ALBUQUERQUE, N.M. – The man who chased down a suspected child abductor and saved a 6-year-old girl from what could have been a horrible fate was honored as a hero Friday. But he is also gaining a new kind of celebrity: as a poster child of sorts for immigration rights in state and national immigration debates.
Antonio Diaz Chacon, 23, is married to an American and has been in the country for four years. But Chacon says he abandoned attempts to get legal residency because the process was difficult and expensive.
Diaz Chacon revealed his immigration status to Univision this week and confirmed to The Associated Press that he is illegal, prompting chatter on the Internet and social networking sites that his case underscored immigrant rights positions in two ongoing political debates.
Some argue he is an example of the kind of immigrant the federal government will now largely leave alone.

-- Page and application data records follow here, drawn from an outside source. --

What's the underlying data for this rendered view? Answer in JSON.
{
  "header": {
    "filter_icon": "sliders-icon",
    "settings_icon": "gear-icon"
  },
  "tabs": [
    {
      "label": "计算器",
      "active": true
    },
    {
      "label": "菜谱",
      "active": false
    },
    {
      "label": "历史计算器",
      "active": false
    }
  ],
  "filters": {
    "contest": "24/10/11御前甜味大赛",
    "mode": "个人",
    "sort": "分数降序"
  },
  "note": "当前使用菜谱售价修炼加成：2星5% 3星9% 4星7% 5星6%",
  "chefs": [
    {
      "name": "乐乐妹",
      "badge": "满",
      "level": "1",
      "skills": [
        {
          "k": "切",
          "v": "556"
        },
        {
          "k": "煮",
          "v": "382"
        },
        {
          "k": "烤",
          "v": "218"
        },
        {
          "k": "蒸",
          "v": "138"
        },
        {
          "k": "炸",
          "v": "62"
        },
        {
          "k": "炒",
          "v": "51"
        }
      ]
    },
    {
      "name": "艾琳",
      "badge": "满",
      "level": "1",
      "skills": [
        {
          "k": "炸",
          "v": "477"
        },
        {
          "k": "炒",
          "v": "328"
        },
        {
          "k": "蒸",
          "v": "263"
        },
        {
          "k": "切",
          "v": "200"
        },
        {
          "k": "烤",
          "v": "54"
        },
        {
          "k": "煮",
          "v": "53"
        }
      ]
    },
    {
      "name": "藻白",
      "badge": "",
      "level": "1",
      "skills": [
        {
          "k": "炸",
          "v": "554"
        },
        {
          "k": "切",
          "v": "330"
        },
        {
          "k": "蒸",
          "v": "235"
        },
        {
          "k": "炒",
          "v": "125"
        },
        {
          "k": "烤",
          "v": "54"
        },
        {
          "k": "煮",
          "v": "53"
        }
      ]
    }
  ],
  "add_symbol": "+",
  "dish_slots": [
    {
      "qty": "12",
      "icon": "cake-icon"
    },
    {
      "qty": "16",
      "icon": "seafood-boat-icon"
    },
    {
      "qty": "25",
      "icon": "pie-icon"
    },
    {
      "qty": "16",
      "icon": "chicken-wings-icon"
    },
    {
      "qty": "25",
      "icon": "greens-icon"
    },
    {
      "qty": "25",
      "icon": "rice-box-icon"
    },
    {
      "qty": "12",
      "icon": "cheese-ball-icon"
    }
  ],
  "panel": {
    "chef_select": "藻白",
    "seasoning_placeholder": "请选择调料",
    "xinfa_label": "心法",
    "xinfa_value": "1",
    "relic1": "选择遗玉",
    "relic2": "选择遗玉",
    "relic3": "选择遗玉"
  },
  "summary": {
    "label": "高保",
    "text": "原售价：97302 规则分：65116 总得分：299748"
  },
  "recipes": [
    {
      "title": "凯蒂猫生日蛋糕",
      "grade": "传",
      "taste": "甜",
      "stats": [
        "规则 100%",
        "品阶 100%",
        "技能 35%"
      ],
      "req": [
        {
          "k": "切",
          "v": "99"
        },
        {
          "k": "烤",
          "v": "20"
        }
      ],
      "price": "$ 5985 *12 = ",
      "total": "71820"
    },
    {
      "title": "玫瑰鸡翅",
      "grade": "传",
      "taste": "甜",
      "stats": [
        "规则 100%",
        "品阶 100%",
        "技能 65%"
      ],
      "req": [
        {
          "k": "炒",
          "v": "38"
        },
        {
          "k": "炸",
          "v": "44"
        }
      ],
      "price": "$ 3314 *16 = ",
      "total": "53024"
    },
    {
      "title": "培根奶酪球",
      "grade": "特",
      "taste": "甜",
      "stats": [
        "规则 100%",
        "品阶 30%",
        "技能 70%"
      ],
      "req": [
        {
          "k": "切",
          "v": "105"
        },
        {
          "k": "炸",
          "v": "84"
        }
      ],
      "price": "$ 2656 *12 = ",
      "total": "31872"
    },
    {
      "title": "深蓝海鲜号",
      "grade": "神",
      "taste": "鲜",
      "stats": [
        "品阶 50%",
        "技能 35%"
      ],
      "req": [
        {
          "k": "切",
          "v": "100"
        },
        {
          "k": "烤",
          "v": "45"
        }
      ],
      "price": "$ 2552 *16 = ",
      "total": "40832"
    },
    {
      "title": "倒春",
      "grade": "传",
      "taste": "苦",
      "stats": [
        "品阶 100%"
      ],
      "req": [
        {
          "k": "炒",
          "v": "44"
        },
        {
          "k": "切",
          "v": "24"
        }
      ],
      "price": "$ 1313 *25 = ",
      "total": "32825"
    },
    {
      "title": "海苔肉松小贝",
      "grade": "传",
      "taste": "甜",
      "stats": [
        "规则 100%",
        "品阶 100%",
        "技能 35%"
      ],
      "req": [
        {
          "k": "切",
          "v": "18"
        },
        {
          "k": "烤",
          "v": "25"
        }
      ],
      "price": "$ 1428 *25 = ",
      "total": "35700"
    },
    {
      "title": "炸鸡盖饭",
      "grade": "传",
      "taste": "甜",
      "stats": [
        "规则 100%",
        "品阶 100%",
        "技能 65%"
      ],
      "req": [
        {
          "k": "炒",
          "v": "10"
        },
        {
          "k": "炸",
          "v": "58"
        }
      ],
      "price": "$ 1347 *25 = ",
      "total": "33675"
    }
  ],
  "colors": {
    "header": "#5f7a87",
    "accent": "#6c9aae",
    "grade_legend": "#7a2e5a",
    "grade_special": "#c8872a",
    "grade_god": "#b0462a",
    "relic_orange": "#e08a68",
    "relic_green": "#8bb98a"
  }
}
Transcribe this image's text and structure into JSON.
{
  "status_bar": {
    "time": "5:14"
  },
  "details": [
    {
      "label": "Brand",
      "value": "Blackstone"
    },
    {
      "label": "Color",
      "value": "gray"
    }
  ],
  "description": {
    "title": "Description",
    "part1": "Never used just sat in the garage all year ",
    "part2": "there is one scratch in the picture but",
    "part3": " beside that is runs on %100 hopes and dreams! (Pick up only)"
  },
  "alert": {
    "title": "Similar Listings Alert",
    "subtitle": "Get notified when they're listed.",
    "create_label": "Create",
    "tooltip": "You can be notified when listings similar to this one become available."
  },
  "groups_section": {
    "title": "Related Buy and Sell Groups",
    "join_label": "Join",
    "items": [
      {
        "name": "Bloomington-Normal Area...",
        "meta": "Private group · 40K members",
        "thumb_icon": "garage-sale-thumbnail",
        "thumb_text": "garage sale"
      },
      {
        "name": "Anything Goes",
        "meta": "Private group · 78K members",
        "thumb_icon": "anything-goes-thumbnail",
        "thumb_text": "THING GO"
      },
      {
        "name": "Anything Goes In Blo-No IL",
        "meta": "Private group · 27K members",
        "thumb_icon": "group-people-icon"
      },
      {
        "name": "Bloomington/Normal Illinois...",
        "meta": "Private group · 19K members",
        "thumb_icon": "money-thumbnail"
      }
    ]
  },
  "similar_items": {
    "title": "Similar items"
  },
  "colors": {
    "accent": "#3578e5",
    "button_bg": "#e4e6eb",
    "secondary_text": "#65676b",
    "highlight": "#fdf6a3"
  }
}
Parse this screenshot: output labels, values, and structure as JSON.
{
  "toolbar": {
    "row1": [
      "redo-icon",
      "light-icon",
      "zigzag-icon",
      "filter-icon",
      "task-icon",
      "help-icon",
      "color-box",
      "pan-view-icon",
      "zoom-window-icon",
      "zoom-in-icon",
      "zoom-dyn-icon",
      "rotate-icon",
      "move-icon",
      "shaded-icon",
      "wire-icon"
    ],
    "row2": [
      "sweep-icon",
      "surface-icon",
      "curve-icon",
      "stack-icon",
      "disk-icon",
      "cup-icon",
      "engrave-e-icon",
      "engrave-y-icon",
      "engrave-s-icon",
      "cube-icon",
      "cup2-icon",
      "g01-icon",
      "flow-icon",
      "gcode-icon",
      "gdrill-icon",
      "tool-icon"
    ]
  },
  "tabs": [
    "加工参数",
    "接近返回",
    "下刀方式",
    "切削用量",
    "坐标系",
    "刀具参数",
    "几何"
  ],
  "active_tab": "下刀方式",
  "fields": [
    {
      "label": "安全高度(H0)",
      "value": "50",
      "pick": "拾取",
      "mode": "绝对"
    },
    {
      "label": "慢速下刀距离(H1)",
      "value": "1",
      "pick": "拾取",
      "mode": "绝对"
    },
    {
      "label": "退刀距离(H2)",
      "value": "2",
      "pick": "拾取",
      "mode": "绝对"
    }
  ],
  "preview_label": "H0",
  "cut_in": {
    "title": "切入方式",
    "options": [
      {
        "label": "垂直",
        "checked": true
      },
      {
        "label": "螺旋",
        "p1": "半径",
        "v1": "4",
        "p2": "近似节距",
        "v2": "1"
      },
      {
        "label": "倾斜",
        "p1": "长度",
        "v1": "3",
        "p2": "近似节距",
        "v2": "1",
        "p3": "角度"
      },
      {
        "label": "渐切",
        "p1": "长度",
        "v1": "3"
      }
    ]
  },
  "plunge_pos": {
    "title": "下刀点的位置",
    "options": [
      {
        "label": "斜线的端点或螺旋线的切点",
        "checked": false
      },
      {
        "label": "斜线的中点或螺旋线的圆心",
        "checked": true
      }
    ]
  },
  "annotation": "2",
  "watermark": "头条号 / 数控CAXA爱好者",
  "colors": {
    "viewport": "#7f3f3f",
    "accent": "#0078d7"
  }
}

The Department of Homeland Security announced Thursday that deportations would focus on criminals.
"As exceptional as his story is," said Christina Parker, a spokeswoman for Border Network for Human Rights in El Paso, Texas, "it points to the fact that most undocumented immigrants living in the United States are not criminals. He's more than not a criminal now. He's a hero."
Others used it to blast New Mexico Gov. Susana Martinez's ongoing attempts to repeal a state law that allows illegal immigrants to obtain a driver's license. The governor has put the repeal, which was defeated in the regular session earlier this year, on the agenda for a September special session.
"Most are just working to support their families and to take away their driver's license would be detrimental to that," Parker said.
Diaz Chacon's status didn't play a role in Albuquerque's decision to honor his bravery. Mayor Richard Berry declared Friday Antonio Diaz Chacon Day in Albuquerque and held an afternoon ceremony where he presented Diaz Chacon a Spanish language plaque recognizing his bravery in jumping in his pickup and chasing the suspect until he crashed into a light pole. Diaz Chacon then rescued the girl as the driver of the disabled van ran into the desert. The suspect was arrested later by police.
Diaz Chacon, with his wife and two daughters, was all smiles at the ceremony, which was also attended by the officers who eventually arrested accused kidnapper Phillip Garcia, 29.
"He says he is really happy and content and there's no larger words for it," his wife Martha, who was translating from Spanish for him, said. "It is a real large happiness."
Asked in a telephone interview with the AP Thursday what would be the best reward for his actions, he said he had already gotten it: a thank you letter from the little girl.
In deciding to hold the ceremony, city officials said the question of Diaz Chacon's immigration status never even came up. Nor was it mentioned at the event.
"Today's proclamation for Mr. Diaz Chacon is to celebrate the heroic actions that he demonstrated when he saved the life of a 6-year-old girl in danger," the mayor's spokesman, Chris Ramirez, said in a statement. "Mayor Berry is proud of Mr. Diaz Chacon's actions and joins the community in honoring his heroism."
The governor's office said its position was unchanged and accused "special interest groups shamefully exploiting this man, who may or may not be here illegally, to further their cause."
In a statement, the governor also cited "a litany of well-documented cases of this policy that put the public at risk, one of which occurred literally a few blocks away at a Denny's restaurant in 2009 when gang members from El Salvador who had driver's licenses committed a murder."
Marcela Diaz, with the Santa Fe-based Somos Un Pueblo Unido, said the larger question was the fact that Diaz Chacon could acknowledge to being illegal in New Mexico without fear of being deported, but the same might not be the case in other states.
"The question I would ask is, 'Would this have played out the same way if we were in Arizona, or Georgia or Alabama?'" she asked.
For his part, Diaz Chacon isn't worried and said he doesn't regret saving the girl.
"I'm not worried. Why should I?" he said. "It's not like I committed a murder or a felony."
Associated Press writers Susan Montoya Bryan in Albuquerque, N.M., and Juan Carlos Llorca in El Paso, Texas, contributed to this report.